TASK STATEMENT: Copy all the records word for word, apart from any pictures.
Content starts
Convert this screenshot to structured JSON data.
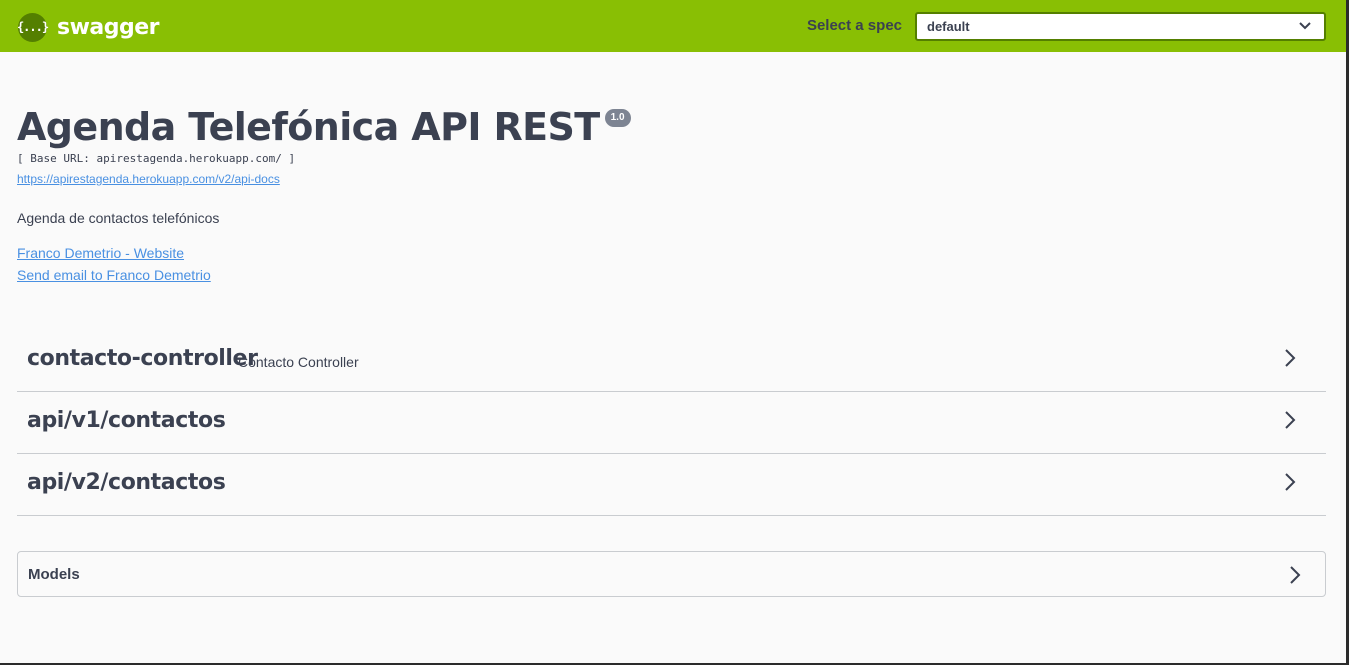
{
  "topbar": {
    "brand_icon_text": "{...}",
    "brand_name": "swagger",
    "brand_color": "#89bf04",
    "spec_label": "Select a spec",
    "spec_selected": "default"
  },
  "info": {
    "title": "Agenda Telefónica API REST",
    "version": "1.0",
    "base_url": "[ Base URL: apirestagenda.herokuapp.com/ ]",
    "api_docs_link": "https://apirestagenda.herokuapp.com/v2/api-docs",
    "description": "Agenda de contactos telefónicos",
    "contact_website": "Franco Demetrio - Website",
    "contact_email": "Send email to Franco Demetrio"
  },
  "tags": [
    {
      "name": "contacto-controller",
      "description": "Contacto Controller"
    },
    {
      "name": "api/v1/contactos",
      "description": ""
    },
    {
      "name": "api/v2/contactos",
      "description": ""
    }
  ],
  "models": {
    "title": "Models"
  },
  "icons": {
    "logo": "swagger-logo-icon",
    "select_chevron": "chevron-down-icon",
    "tag_chevron": "chevron-right-icon"
  }
}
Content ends
RESPONSE TO THIS TASK:
Convert this screenshot to structured JSON data.
{
  "topbar": {
    "brand_icon_text": "{...}",
    "brand_name": "swagger",
    "brand_color": "#89bf04",
    "spec_label": "Select a spec",
    "spec_selected": "default"
  },
  "info": {
    "title": "Agenda Telefónica API REST",
    "version": "1.0",
    "base_url": "[ Base URL: apirestagenda.herokuapp.com/ ]",
    "api_docs_link": "https://apirestagenda.herokuapp.com/v2/api-docs",
    "description": "Agenda de contactos telefónicos",
    "contact_website": "Franco Demetrio - Website",
    "contact_email": "Send email to Franco Demetrio"
  },
  "tags": [
    {
      "name": "contacto-controller",
      "description": "Contacto Controller"
    },
    {
      "name": "api/v1/contactos",
      "description": ""
    },
    {
      "name": "api/v2/contactos",
      "description": ""
    }
  ],
  "models": {
    "title": "Models"
  },
  "icons": {
    "logo": "swagger-logo-icon",
    "select_chevron": "chevron-down-icon",
    "tag_chevron": "chevron-right-icon"
  }
}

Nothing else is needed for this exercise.